The House Movie Review: A Kafkaesque Nightmare!
This Kafkaesque narrative of a house through the ages captures the strange, the intriguing, and the inexplicable through its occupants and their intense attachment to the structure
This stop-motion animated dark comedy anthology film involving a house through different eras, and the arresting allure it possesses, is Kafkaesque in the truest sense. Presented by three different sets of directors and written for the screen by Enda Walsh, The House succeeds in keeping you riveted from start to finish. The strange, inexplicable power this large structure has on its inhabitants seeps into the viewing experience, making you question reality as much as the animated characters on screen. Gustavo Santaolalla’s intensely crafted music lends an eerie feel to the premise of the anthology. It is rare for an inanimate object to be the central character in a story, but the film pushes its title to the limit, with the house and its looming presence being the glue that connects all narratives. Despite being set in vastly different eras, the structure weighs heavily down on the hearts and minds of its occupants, and yet, why they feel such an attachment to it is never really explored or understood. The shorts offer no clear resolution, making this surrealist feature set in an undefined past, present, and future, all the more odd.
Director – Emma de Swaef, Marc James Roels, Niki Lindroth von Bahr, Paloma Baeza
Cast – Mia Goth, Matthew Goode, Claudie Blakley, Jarvis Cocker, Susan Wokoma, Helena Bonham Carter, Paul Kaye, Will Sharpe
Streaming On – Netflix
Story 1, directed by Emma de Swaef and Marc James Roels, features an impoverished household from the past. Raymond and Penelope have two daughters in nine-year-old Mabel (Mia Goth) and her baby sister, Isobel. They live in a dilapidated house in want of refurbishment. One night, a drunk Raymond signs the deal of a lifetime with an elusive architect. According to the agreement, the family must move to a new, grand house adjacent to their current premises, at no cost. The couple exhibits an intense fascination for the palatial place, but Mabel finds the goings-on inexplicable; daily modifications happen at the behest of the faceless architect, sumptuous feasts appear magically at mealtimes despite the appearance of no staff.
Set in the present day, presumably, Story 2, directed by Niki Lindroth von Bahr has an anthropomorphic rat as a developer in the process of selling the same house. He undertakes all the restoration work himself, which includes a major bug infestation. He constantly calls someone to share his frustrations. When the said day of viewing for prospective buyers arrives, not everything goes to plan. He spots an oddly-shaped couple hanging back, expressing much interest in the place. But try as he might, he isn’t able to get down to brass tacks with them; they refuse to leave, always mumbling about the property and requesting him for tea.
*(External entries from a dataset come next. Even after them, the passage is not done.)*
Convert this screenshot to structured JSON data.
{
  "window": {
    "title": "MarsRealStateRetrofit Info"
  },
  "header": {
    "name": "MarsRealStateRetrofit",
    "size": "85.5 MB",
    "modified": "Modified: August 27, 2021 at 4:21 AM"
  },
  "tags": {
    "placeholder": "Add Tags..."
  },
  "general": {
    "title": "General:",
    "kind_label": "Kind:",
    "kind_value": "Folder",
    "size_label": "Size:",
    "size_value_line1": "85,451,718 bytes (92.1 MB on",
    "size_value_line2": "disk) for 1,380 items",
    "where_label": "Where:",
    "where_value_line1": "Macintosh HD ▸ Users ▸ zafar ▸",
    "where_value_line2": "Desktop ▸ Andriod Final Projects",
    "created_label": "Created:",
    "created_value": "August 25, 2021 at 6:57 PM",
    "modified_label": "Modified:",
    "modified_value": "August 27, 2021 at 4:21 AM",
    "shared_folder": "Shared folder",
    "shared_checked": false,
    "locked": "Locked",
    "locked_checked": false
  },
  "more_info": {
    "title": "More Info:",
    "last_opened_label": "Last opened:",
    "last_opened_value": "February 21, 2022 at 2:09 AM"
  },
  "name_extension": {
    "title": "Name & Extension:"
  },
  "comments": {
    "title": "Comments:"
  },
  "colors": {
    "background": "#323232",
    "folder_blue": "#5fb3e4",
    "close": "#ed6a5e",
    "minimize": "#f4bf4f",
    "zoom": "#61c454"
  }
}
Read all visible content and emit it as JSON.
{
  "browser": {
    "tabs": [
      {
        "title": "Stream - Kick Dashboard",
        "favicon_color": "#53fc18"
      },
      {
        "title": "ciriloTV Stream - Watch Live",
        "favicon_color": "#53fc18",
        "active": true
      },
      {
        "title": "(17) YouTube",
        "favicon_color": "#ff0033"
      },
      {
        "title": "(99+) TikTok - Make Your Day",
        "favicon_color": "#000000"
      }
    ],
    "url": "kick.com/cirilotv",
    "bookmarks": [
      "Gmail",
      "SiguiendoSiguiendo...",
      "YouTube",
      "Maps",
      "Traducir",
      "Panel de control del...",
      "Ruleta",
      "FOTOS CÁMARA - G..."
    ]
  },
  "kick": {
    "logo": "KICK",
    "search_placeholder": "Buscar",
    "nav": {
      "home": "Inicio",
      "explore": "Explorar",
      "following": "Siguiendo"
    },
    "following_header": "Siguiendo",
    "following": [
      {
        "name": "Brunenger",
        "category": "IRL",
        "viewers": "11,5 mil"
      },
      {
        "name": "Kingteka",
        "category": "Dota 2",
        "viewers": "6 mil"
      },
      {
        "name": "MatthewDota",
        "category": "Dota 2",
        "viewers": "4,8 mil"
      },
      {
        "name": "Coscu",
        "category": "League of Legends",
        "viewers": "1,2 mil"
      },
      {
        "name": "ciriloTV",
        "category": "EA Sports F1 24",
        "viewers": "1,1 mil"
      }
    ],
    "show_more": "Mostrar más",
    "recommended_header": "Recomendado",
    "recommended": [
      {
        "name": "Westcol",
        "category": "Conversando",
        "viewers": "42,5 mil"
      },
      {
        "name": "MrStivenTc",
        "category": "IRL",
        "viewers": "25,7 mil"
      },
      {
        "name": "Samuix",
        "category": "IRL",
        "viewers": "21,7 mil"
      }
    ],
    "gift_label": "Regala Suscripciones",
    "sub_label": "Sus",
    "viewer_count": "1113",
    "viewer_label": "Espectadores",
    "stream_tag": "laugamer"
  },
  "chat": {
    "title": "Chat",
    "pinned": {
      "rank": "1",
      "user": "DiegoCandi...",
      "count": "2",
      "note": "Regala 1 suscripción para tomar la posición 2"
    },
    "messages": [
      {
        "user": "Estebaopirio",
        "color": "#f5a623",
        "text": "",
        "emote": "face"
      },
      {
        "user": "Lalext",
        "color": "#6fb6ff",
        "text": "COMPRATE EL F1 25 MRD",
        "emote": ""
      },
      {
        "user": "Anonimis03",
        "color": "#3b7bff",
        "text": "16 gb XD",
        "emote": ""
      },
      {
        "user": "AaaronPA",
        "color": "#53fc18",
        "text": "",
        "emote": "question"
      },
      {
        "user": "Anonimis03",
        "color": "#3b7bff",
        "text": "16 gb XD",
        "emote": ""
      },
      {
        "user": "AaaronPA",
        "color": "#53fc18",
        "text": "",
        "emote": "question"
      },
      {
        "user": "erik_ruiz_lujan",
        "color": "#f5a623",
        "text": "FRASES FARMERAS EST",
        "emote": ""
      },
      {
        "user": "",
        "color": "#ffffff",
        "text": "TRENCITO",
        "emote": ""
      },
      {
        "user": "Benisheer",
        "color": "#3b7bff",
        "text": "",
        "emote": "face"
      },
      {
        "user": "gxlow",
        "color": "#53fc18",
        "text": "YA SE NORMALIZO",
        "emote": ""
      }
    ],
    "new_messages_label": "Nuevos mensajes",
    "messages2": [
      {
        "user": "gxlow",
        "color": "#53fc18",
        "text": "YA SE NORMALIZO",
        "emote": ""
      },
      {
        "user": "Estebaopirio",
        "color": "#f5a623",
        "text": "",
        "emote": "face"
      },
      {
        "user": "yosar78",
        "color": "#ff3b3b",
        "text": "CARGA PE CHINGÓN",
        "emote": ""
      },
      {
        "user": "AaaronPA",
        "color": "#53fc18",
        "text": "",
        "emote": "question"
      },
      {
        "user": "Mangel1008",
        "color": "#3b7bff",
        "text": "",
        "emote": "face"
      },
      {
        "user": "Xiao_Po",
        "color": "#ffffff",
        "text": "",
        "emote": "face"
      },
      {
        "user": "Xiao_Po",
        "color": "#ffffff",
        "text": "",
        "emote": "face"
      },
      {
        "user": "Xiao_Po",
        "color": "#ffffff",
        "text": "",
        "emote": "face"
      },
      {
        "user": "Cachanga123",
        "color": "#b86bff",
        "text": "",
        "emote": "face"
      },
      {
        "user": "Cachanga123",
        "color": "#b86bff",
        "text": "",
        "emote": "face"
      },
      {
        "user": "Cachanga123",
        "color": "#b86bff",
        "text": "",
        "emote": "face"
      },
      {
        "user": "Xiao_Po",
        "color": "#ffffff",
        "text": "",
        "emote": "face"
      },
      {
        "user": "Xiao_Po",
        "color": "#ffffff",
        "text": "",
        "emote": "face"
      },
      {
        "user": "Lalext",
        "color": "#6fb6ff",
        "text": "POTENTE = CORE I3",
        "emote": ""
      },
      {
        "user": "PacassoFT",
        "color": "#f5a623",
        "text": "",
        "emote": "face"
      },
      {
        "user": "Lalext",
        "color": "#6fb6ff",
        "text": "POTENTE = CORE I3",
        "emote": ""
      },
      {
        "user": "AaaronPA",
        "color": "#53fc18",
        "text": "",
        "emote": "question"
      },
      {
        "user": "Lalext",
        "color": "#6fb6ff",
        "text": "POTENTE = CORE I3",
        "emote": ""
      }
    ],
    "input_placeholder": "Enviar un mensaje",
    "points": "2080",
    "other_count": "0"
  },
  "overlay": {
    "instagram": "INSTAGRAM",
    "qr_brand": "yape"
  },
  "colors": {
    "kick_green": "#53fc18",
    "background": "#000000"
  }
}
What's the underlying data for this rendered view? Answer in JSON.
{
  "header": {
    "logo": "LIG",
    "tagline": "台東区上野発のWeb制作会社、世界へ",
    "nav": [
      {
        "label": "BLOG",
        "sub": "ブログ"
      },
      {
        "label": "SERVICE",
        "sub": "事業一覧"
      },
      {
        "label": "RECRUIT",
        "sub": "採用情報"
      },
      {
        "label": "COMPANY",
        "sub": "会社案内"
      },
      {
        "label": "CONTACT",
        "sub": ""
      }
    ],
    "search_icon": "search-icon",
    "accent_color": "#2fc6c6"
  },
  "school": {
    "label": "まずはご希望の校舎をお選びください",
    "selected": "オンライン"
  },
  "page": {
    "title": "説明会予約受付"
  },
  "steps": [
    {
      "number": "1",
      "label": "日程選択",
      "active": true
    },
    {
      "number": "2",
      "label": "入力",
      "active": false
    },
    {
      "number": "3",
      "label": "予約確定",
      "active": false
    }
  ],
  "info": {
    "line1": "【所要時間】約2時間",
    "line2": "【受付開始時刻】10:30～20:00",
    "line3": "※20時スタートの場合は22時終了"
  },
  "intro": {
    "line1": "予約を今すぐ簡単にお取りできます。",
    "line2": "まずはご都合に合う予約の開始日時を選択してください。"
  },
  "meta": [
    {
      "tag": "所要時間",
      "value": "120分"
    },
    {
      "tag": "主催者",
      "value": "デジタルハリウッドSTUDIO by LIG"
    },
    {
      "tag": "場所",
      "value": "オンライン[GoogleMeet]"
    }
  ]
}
The final short in the anthology (directed by Paloma Baeza) alludes to an apocalyptic world where climate change has run rampant, with most structures underwater from a massive flood. One of the last remaining properties that hasn't been swept up by the deluge is the proverbial house. The latest landlady is a cat named Rosa (Susan Wokoma); she has two tenants – Jen and Elias. The former pays rent in semiprecious stones and the latter in fish. One of Rosa’s foremost wishes is to bring out the house’s true potential, but a full restoration requires something she doesn’t have: money. The attachment she feels for the structure and her inability to let go of it at any cost are brought into question with the arrival of Cosmos, Jen’s carefree, bohemian spirit partner.
One of the recurring motifs of this stop-motion animated anthology is that of restoration and rebirth. In every timeline, we see the evolution of the inanimate house by either work being undertaken for its benefit or plans proposed for the future. The first narrative brings out the Kafkaesque absurdity of the story extremely well, giving the structure a mind of its own, so to speak. Even the bug infestation in the second story could well be a nod to The Metamorphosis. The claustrophobia of the first story isn’t quite replicated in the other two, nor is the lingering feeling of unease; several moments from Short 1 make you feel that the rooms are closing in on you and that someone is always watching. All three films in the anthology maintain an arresting strangeness, though, but the sheer eeriness associated with Mabel and her parents’ existence in a Doll House type atmosphere isn’t recreated. The third short, with its happy ending scenario, undermines the overall sense of the narrative thus far too. A tremendous OST accentuates the weird, the unsaid, the unknown, and the inexplicable to give weight to this highly arresting and experimental story with an odd house at the centre. The theme of attachment to a physical structure (its inanimate nature, notwithstanding) is another intriguing exploration put forth by the makers.